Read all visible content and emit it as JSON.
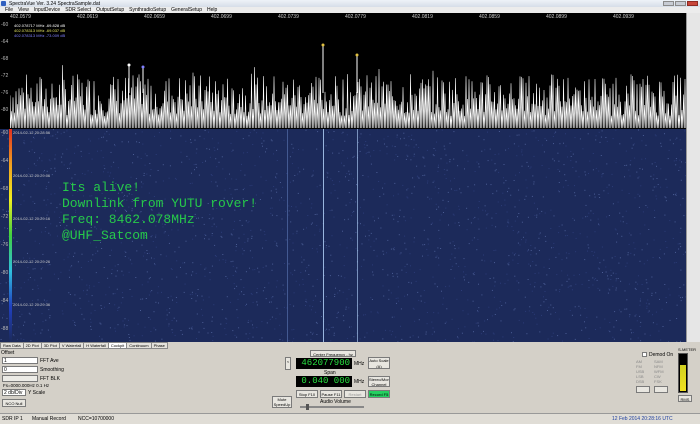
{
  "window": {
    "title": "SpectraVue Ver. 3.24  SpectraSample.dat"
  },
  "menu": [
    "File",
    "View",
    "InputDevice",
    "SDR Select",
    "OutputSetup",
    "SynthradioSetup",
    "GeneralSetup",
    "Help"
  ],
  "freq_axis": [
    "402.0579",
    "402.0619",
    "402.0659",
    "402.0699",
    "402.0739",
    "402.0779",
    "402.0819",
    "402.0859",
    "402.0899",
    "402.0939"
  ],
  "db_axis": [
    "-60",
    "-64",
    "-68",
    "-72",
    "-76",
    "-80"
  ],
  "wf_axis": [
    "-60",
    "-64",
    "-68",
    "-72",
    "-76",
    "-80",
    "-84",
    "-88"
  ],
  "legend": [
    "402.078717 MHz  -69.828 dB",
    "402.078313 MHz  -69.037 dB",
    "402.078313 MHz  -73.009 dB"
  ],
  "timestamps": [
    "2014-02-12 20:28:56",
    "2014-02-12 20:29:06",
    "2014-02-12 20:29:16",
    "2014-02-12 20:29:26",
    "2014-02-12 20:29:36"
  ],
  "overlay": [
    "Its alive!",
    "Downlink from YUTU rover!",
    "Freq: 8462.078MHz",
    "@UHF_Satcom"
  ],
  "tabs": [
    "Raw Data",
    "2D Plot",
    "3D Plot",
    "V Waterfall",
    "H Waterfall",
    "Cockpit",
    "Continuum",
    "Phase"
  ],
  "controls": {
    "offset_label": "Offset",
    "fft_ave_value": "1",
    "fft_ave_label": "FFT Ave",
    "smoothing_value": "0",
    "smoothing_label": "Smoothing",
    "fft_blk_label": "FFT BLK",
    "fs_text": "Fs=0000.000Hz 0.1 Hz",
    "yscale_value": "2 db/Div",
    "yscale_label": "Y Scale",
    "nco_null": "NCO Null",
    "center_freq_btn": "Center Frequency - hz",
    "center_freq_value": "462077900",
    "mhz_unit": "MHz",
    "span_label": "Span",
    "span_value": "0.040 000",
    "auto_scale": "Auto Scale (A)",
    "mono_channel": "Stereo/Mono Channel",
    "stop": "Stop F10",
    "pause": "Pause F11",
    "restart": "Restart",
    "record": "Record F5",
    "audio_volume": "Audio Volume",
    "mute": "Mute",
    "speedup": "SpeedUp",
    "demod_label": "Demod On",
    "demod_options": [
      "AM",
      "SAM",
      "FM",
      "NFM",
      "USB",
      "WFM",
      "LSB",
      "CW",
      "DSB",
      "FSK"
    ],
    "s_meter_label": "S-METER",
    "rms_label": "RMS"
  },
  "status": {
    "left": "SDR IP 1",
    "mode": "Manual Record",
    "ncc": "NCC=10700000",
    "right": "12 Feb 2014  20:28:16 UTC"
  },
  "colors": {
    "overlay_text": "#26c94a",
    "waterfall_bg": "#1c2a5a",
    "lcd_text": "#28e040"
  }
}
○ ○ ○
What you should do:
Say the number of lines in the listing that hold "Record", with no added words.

Reply:
2